From the monthly archives: "August 2015"
What's That Bug? does not endorse extermination

Subject: Is this a type of moth?
Location: Haines City. Florida
August 4, 2015 9:06 am
Is this a type of Moth?
Signature: Alex Dove

Banded Sphinx

Banded Sphinx

Dear Alex,
Your moth is a Banded Sphinx,
Eumorpha fasciatus, and you can compare your image to this image on BugGuide.  According to BugGuide:  “Larvae feed on Evening Primrose, Oenothera species, Water Primrose, Ludwigia species, and other related plants (Onagraceae).  Adults are crepuscular to nocturnal and feed on nectar.”

What's That Bug? does not endorse extermination

Subject: Yellow beetle 7 small spots
Location: Pennsylvania
August 3, 2015 6:59 pm
This beetle was on the porch screen today. Roughly about the length of a quarter but skinnier. Gloss almost like it was painted with clear nail polish. We do have a vegetable garden outside. Black legs. Small black spots as shown on the picture. Aug 2015. Pennsylvania.
What type of bug? Good or bad? He is rather pretty.
Signature: Chris

Grapevine Beetle

Grapevine Beetle

Hi Chris,
This distinctive beetle is a Grapevine Beetle.

What's That Bug? does not endorse extermination

Subject: From my bucket garden
Location: Chicago, Illinois
July 27, 2015 8:12 am
Saw this in my bucket garden and I’m just a touch worried is going to eat my herbs and veggies.

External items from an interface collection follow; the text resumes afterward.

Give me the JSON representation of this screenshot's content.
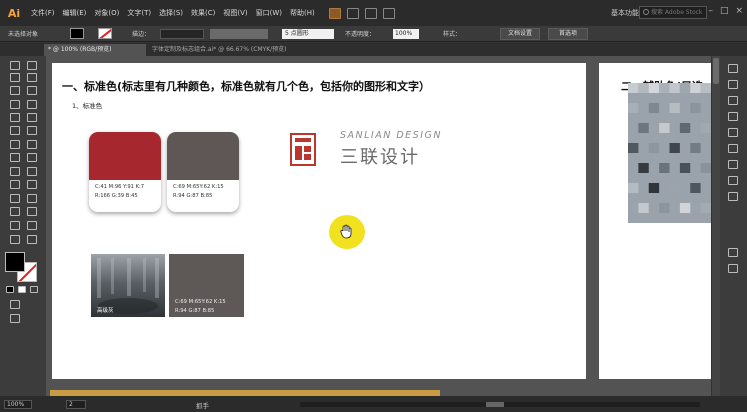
{
  "app": {
    "logo": "Ai"
  },
  "menu": [
    "文件(F)",
    "编辑(E)",
    "对象(O)",
    "文字(T)",
    "选择(S)",
    "效果(C)",
    "视图(V)",
    "窗口(W)",
    "帮助(H)"
  ],
  "top_right": {
    "workspace": "基本功能",
    "search_placeholder": "搜索 Adobe Stock"
  },
  "controlbar": {
    "no_selection": "未选择对象",
    "stroke_label": "描边：",
    "brush_label": "5 点圆形",
    "opacity_label": "不透明度：",
    "opacity_value": "100%",
    "style_label": "样式：",
    "doc_setup": "文档设置",
    "preferences": "首选项"
  },
  "tabs": {
    "active": "* @ 100% (RGB/预览)",
    "inactive": "字体定制及标志组合.ai* @ 66.67% (CMYK/预览)"
  },
  "artboard1": {
    "heading": "一、标准色(标志里有几种颜色，标准色就有几个色，包括你的图形和文字）",
    "subheading": "1、标准色",
    "card_red": {
      "line1": "C:41 M:96 Y:91 K:7",
      "line2": "R:166 G:39 B:45",
      "color": "#a6272d"
    },
    "card_gray": {
      "line1": "C:69 M:65Y:62 K:15",
      "line2": "R:94 G:87 B:85",
      "color": "#5e5755"
    },
    "logo": {
      "en": "SANLIAN DESIGN",
      "cn": "三联设计"
    },
    "photo_label": "高级灰",
    "dark_block": {
      "line1": "C:69 M:65Y:62 K:15",
      "line2": "R:94 G:87 B:85"
    }
  },
  "artboard2": {
    "heading": "二、辅助色(只选"
  },
  "statusbar": {
    "zoom": "100%",
    "page": "2",
    "tool": "抓手"
  },
  "colors": {
    "accent_orange": "#f7a43c",
    "cursor_yellow": "#f2e11e",
    "brand_red": "#b9372f"
  }
}
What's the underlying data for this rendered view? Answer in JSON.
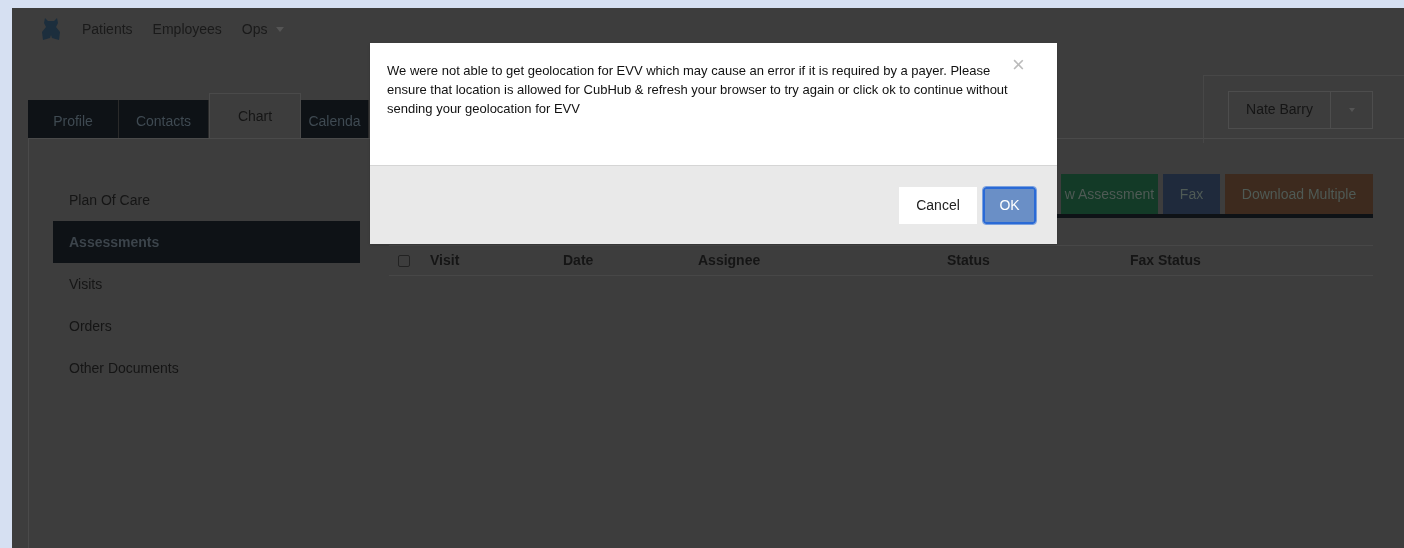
{
  "navbar": {
    "links": [
      {
        "label": "Patients",
        "dropdown": false
      },
      {
        "label": "Employees",
        "dropdown": false
      },
      {
        "label": "Ops",
        "dropdown": true
      }
    ]
  },
  "tabs": [
    {
      "label": "Profile",
      "selected": false
    },
    {
      "label": "Contacts",
      "selected": false
    },
    {
      "label": "Chart",
      "selected": true
    },
    {
      "label": "Calenda",
      "selected": false
    }
  ],
  "user_menu": {
    "name": "Nate Barry"
  },
  "sidebar": {
    "items": [
      {
        "label": "Plan Of Care",
        "selected": false
      },
      {
        "label": "Assessments",
        "selected": true
      },
      {
        "label": "Visits",
        "selected": false
      },
      {
        "label": "Orders",
        "selected": false
      },
      {
        "label": "Other Documents",
        "selected": false
      }
    ]
  },
  "actions": [
    {
      "label": "w Assessment",
      "color": "#133a27"
    },
    {
      "label": "Fax",
      "color": "#1f2a3c"
    },
    {
      "label": "Download Multiple",
      "color": "#3d2a1e"
    }
  ],
  "table": {
    "select_all_checked": false,
    "columns": [
      "Visit",
      "Date",
      "Assignee",
      "Status",
      "Fax Status"
    ]
  },
  "dialog": {
    "message": "We were not able to get geolocation for EVV which may cause an error if it is required by a payer. Please ensure that location is allowed for CubHub & refresh your browser to try again or click ok to continue without sending your geolocation for EVV",
    "close": "×",
    "buttons": [
      {
        "label": "Cancel",
        "kind": "secondary"
      },
      {
        "label": "OK",
        "kind": "primary"
      }
    ]
  }
}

Any idea what it is? And if it’s dangerous to an urban herb and veggie garden?
Thank you so much!
Signature: Liz

Possibly Round Headed Katydid Nymph

Possibly Round Headed Katydid Nymph

Dear Liz,
This is an immature male Katydid, probably a Round Headed Katydid in the genus
Amblycorypha based on images posted to BugGuide.  Though Katydids do munch on leaves, we allow them to feed in our own garden because we like the sounds they provide.  They are solitary feeders, and in our opinion, they do not eat enough to cause any damage to the plants.

Possibly Round Headed Katydid Nymph

Possibly Round Headed Katydid Nymph

What's That Bug? does not endorse extermination

Subject: Very small yellow bug
Location: Central Ontario canada
July 26, 2015 4:09 pm
What is this?
Signature: Todd

Aphid

Aphid

Dear Todd,
This is some species of Aphid.  We found a posting on the Backyard Arthropod Project that looks like your Aphid, and links to BugGuide’s pages on the subgenus 
Lineomyzocallis and to the genus Myzocallis, both of which are reported in Canada.

What's That Bug? does not endorse extermination

Subject: Red Admiral Butterfly
Location: Lancashire, UK
August 4, 2015 5:20 am
Hey Bugman,
found this beautiful butterfly (which I believe is a Red Admiral) yesterday while I was out running. It seemed very docile and only flew off when I moved in closer, was in the same spot when I was on the way back. ^^ Just thought I’d submit it. 🙂
Signature: Hope you like. Jordan.

Red Admiral

Red Admiral

Dear Jordan,
Though we are quite aware that the Red Admiral is found throughout the northern hemisphere, most of the images on our site are from North America, so your UK submission is a great addition to our site.  According to UK Butterflies:  “The Red Admiral is a frequent visitor to gardens throughout the British Isles and one of our most well-known butterflies. This butterfly is unmistakable, with the velvety black wings intersected by striking red bands.  This butterfly is primarily a migrant to our shores, although sightings of individuals and immature stages in the first few months of the year, especially in the south of England, mean that this butterfly is now considered resident. This resident population is considered to only be a small fraction of the population seen in the British Isles, which gets topped up every year with migrants arriving in May and June that originate in central Europe. Unfortunately, most individuals are unable to survive our winter, especially in the cooler regions of the British Isles.  The number of adults seen in any one year is therefore dependent on the number of migrants reaching the British Isles and numbers fluctuate as a result. In some years this butterfly can be widespread and common, in others rather local and scarce.” 

What's That Bug? does not endorse extermination

Subject: Big found in Southern Indiana
Location: Southern Indiana
August 3, 2015 5:26 pm
This bug was found in a friends garage. There were several around. And if you bothered them, they would roll up into a ball and then later unroll and crawl off. It was a fluffy looking little fella about one inch long.
Signature: June bullock

Milkweed Tussock Caterpillar

Milkweed Tussock Caterpillar

Hi June,
Is there milkweed growing near the garage?  This is a Milkweed Tussock Caterpillar,
Euchaetes egle, and they are never found far from a milkweed food plant.

Thank you for such a quick response.  My friend will be happy to know this little fellow has a name. She was showing it to everybody trying to find out what it was.

What's That Bug? does not endorse extermination